## Material shown

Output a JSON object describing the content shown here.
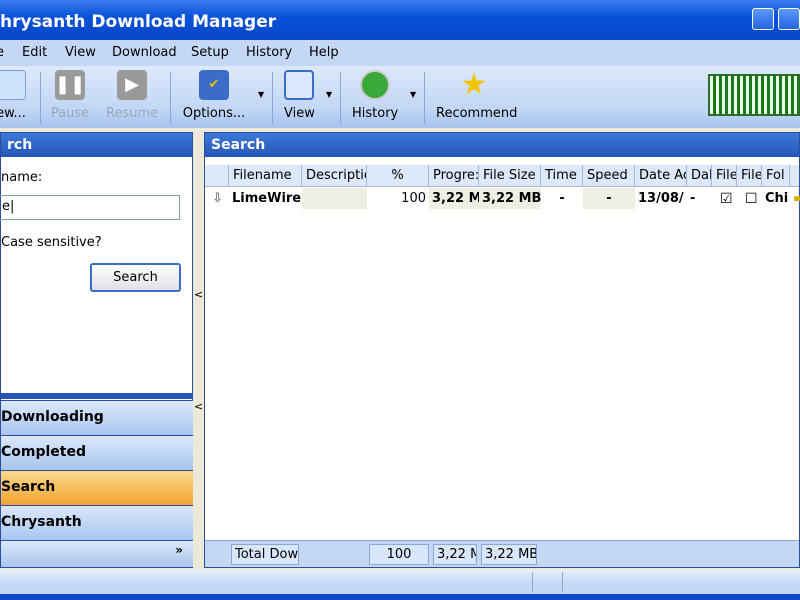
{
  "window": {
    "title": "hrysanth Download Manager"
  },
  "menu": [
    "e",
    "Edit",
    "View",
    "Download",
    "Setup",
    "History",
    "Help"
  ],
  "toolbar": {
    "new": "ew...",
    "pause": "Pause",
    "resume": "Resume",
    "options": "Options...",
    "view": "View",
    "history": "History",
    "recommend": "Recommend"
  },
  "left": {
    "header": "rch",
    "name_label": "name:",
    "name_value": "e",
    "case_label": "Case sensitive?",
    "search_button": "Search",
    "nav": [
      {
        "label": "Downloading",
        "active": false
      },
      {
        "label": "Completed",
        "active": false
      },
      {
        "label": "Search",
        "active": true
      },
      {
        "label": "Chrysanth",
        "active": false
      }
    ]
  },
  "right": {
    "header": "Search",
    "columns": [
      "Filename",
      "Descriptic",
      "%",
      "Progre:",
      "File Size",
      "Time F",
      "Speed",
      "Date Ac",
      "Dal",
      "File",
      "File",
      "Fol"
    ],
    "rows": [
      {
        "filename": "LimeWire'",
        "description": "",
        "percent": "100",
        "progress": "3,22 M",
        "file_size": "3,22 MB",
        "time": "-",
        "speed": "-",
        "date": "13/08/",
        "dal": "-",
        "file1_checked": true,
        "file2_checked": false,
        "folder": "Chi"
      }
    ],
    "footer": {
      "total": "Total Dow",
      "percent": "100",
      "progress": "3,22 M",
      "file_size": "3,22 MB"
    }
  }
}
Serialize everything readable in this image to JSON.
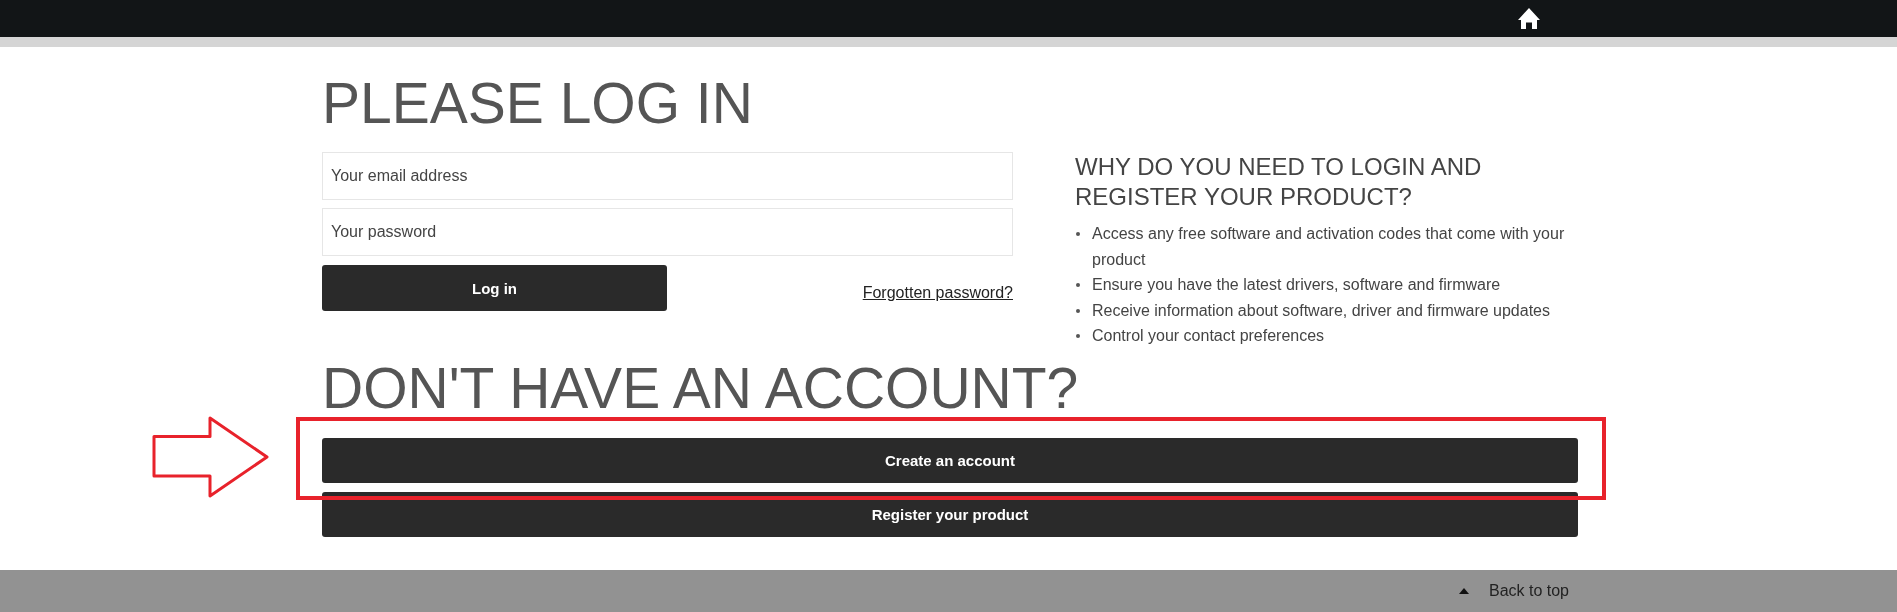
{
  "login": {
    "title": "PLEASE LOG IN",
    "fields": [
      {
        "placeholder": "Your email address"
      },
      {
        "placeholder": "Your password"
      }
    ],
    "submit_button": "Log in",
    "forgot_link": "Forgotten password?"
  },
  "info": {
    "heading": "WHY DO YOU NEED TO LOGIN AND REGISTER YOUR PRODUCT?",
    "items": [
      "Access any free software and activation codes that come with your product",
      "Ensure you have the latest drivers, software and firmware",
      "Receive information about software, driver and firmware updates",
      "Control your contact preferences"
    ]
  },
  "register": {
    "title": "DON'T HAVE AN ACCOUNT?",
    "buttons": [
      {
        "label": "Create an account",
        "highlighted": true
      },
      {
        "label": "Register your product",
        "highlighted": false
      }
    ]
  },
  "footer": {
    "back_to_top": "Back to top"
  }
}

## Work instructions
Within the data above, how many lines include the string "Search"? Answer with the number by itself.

## Finished task
3